Sounds overwhelming? Nah…
It’s just another day in the life of a substitute teacher.
Honestly, I love my job. I feel very fortunate to be able to practice my craft on a daily basis with various groups of children in a wide variety of school buildings in the districts that surround my home. I get to delve into my classroom management strategies (sometimes they work, sometimes things go a bit haywire). I’m able to network with other educational professionals; principals, teachers, secretaries, custodial staff, professional development providers. And trust me, there is never a dull moment!
Three things I’ve learned while subbing have included:

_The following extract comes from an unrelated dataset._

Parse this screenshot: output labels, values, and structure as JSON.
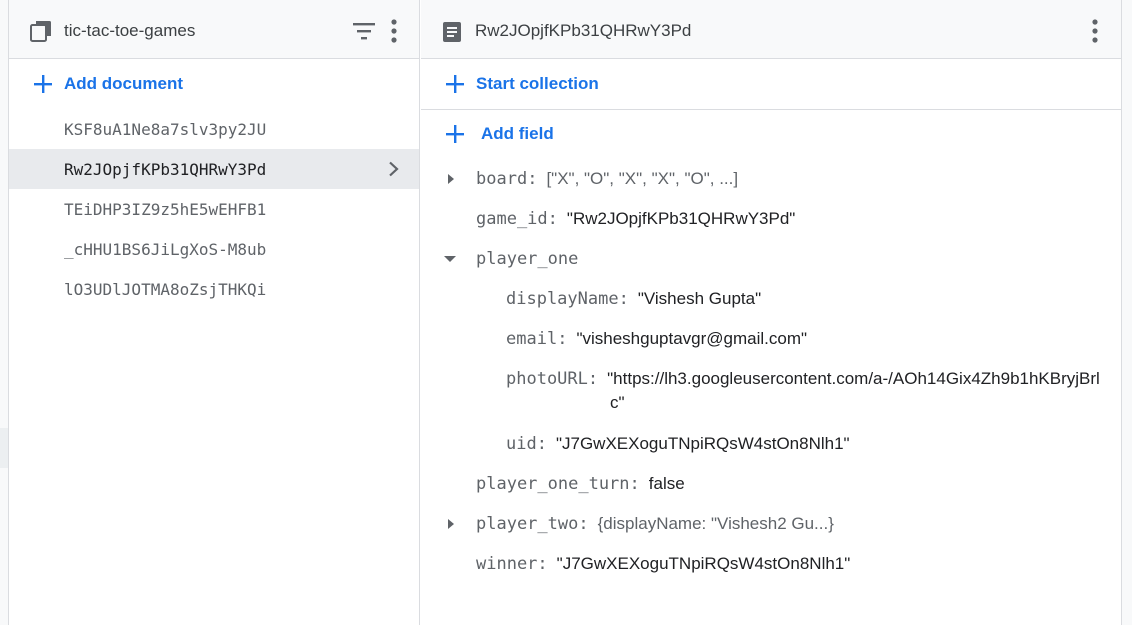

- Never take yourself too seriously. If you can’t laugh at your own blunders, teaching might not be the career for you. If you can’t admit that sometimes you don’t know the answer or sometimes you did misread that word, then you’re in for a long and tiring ride, my friend. Nobody has all of the answers 100% of the time. It’s just the way it goes. If you make a mistake, admit it and move on. I’ve found it’s best to maintain humility in this career. I used to be embarrassed and even sometimes angry when kids corrected me. I would try to talk myself out of the fact that I did indeed make a mistake because I assumed that if they sensed weakness, they would never take me seriously. So instead of admitting I didn’t know, I’d try to gloss over the situation and move on. But do you know what happened when I started admitting that I didn’t always know the answer or if I said I would look up the answer to their question during my prep period? I earned much more respect and credibility as a fellow human being. I made the kids feel as if we were in this learning thing together rather than in some sort of dictatorship. And it’s a whole lot better that way.

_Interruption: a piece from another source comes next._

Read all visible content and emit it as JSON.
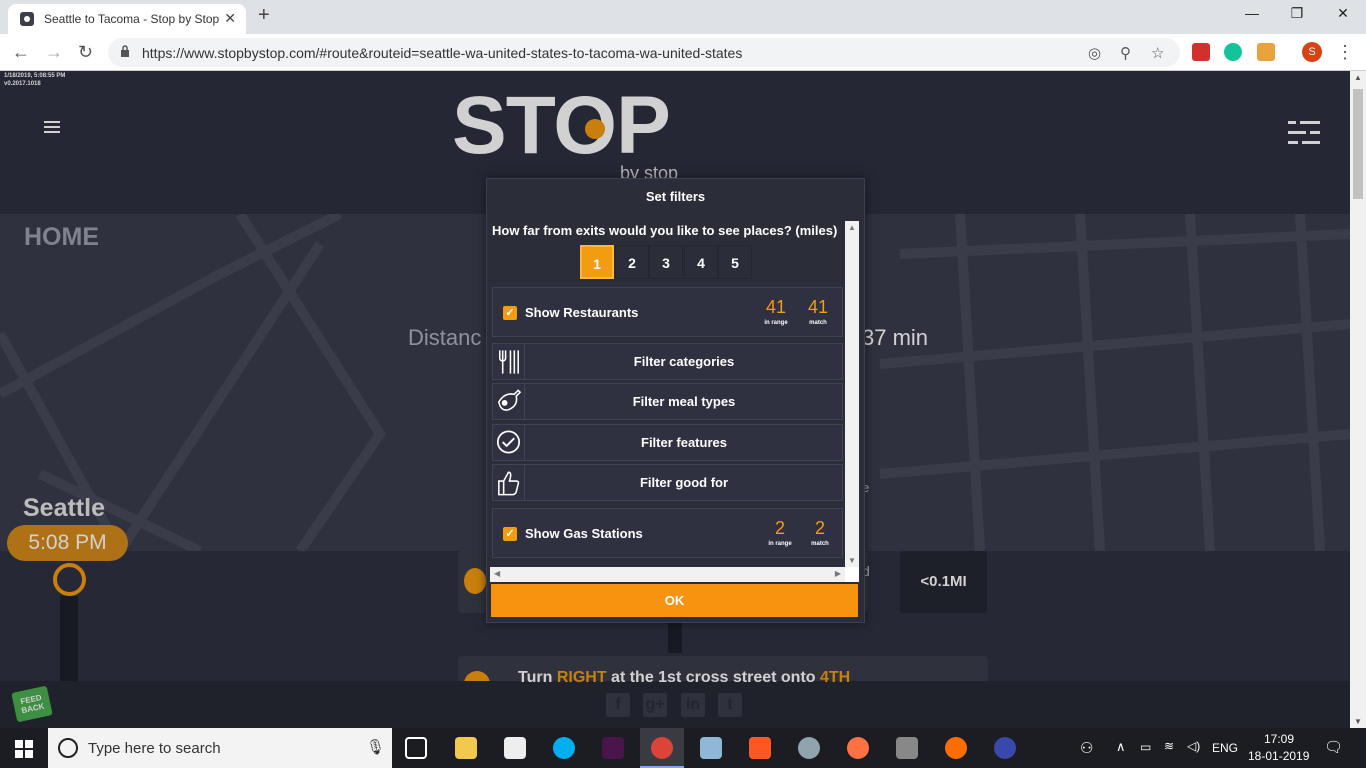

- Always be learning. I think that one of the most important lessons I’ve learned is that I’m not always the one who is teaching. It might say “Per Diem Teacher” on my pay stubs, but I am just as much of a “Per Diem Learner” as I am a teacher. I learn so much from the students I work with, the staff I work alongside, and the content I’m teaching. Some days the things I learn are about human nature and relationships. Other days, I learn a new game the kids are playing or a TV show that’s all the rage. I learn random facts about the universe or an animal I never thought much about. I learn things about my community and the people who live in it. It would honestly be eerie if I felt as if I wasn’t learning at least one new thing every day. So when you’re in a classroom, open your eyes and ears and soak in the knowledge and experience. You’ll never know when it’ll come in handy (even if it’s just while you’re watching Jeopardy with your husband… He’ll be so impressed!).

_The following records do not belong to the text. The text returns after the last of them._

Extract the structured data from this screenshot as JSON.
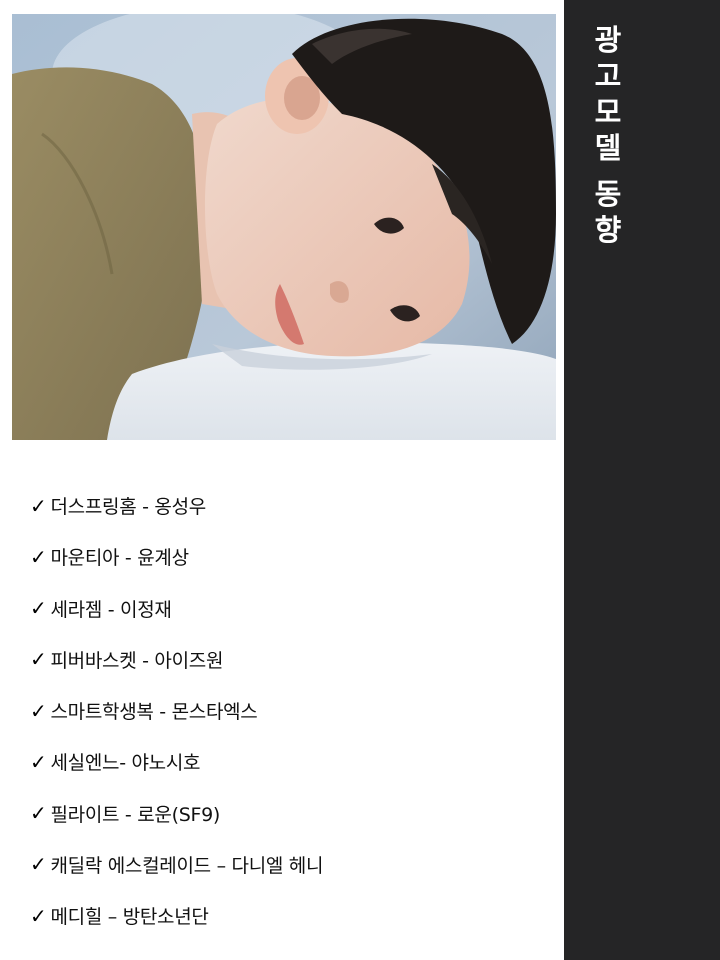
{
  "sidebar": {
    "title_chars": [
      "광",
      "고",
      "모",
      "델",
      "동",
      "향"
    ]
  },
  "photo": {
    "subject": "young man lying on a white pillow"
  },
  "list": {
    "check_mark": "✓",
    "items": [
      "더스프링홈 - 옹성우",
      "마운티아 - 윤계상",
      "세라젬 - 이정재",
      "피버바스켓 - 아이즈원",
      "스마트학생복 - 몬스타엑스",
      "세실엔느- 야노시호",
      "필라이트 - 로운(SF9)",
      "캐딜락 에스컬레이드 – 다니엘 헤니",
      "메디힐 – 방탄소년단"
    ]
  },
  "colors": {
    "sidebar_bg": "#252526",
    "sidebar_text": "#ffffff",
    "body_text": "#111111"
  }
}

- Be prepared for surprises. Seems like an oxymoron of a statement, doesn’t it? How can you prepare for something that is a surprise? But it’s personally one of the hardest lessons I’ve had to learn. I am a planner. I always have been and I
plan to beprobably always will be. So no matter how early I arrive in a classroom and try to setup my day and have everything plotted out, I’ve learned that things are always coming up and changing throughout the day. It’s a dynamic profession, teaching, and when you’re working with so many different people and personalities, you’re bound to have a few hiccups here and there. A student needs to leave early, an assembly gets cancelled at the last minute, or you’re moved from one assignment to another and end up teaching Pre-Calc when you thought you were teaching fourth graders. It happens. Don’t freak out when it does. Just roll with the punches and do the best you can in the position you’re in. I’ve learned how to think on my feet, pull lessons out of midair, and think of quick fixes to numerous problems that have presented themselves.